(Exercise details)
In the data, find each line where the word "this" appears and list that line.

(Extracted information)
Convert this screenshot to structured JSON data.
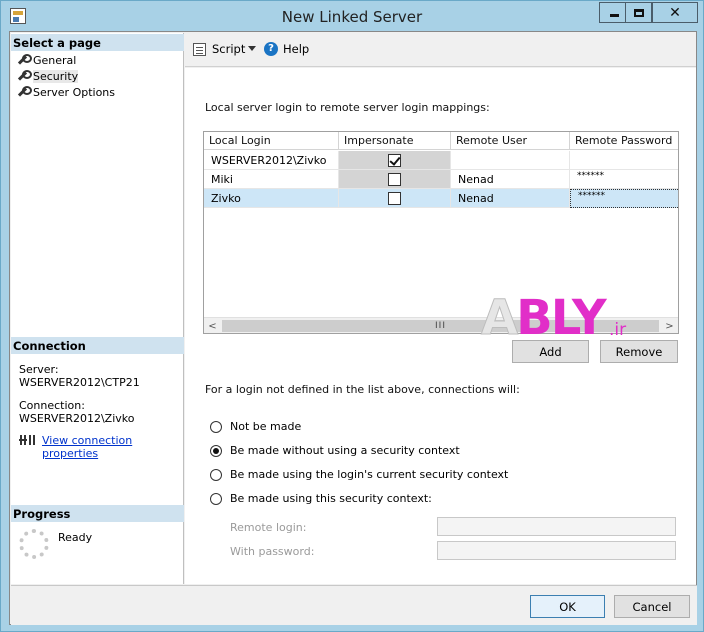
{
  "window": {
    "title": "New Linked Server"
  },
  "left_pane": {
    "select_page_header": "Select a page",
    "pages": [
      {
        "label": "General"
      },
      {
        "label": "Security"
      },
      {
        "label": "Server Options"
      }
    ],
    "selected_page": "Security",
    "connection_header": "Connection",
    "server_label": "Server:",
    "server_value": "WSERVER2012\\CTP21",
    "connection_label": "Connection:",
    "connection_value": "WSERVER2012\\Zivko",
    "view_connection_link": "View connection properties",
    "progress_header": "Progress",
    "progress_status": "Ready"
  },
  "toolbar": {
    "script_label": "Script",
    "help_label": "Help"
  },
  "security": {
    "mappings_label": "Local server login to remote server login mappings:",
    "columns": [
      "Local Login",
      "Impersonate",
      "Remote User",
      "Remote Password"
    ],
    "rows": [
      {
        "local_login": "WSERVER2012\\Zivko",
        "impersonate": true,
        "remote_user": "",
        "remote_password": ""
      },
      {
        "local_login": "Miki",
        "impersonate": false,
        "remote_user": "Nenad",
        "remote_password": "******"
      },
      {
        "local_login": "Zivko",
        "impersonate": false,
        "remote_user": "Nenad",
        "remote_password": "******"
      }
    ],
    "selected_row": 2,
    "scroll_thumb_grip": "III",
    "add_button": "Add",
    "remove_button": "Remove",
    "not_defined_label": "For a login not defined in the list above, connections will:",
    "options": [
      {
        "label": "Not be made",
        "selected": false
      },
      {
        "label": "Be made without using a security context",
        "selected": true
      },
      {
        "label": "Be made using the login's current security context",
        "selected": false
      },
      {
        "label": "Be made using this security context:",
        "selected": false
      }
    ],
    "remote_login_label": "Remote login:",
    "remote_login_value": "",
    "with_password_label": "With password:",
    "with_password_value": ""
  },
  "watermark": {
    "letter_a": "A",
    "text": "BLY",
    "suffix": ".ir"
  },
  "footer": {
    "ok_button": "OK",
    "cancel_button": "Cancel"
  }
}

(Answer to the exercise)
Convert this screenshot to structured JSON data.
        "label": "Be made using this security context:",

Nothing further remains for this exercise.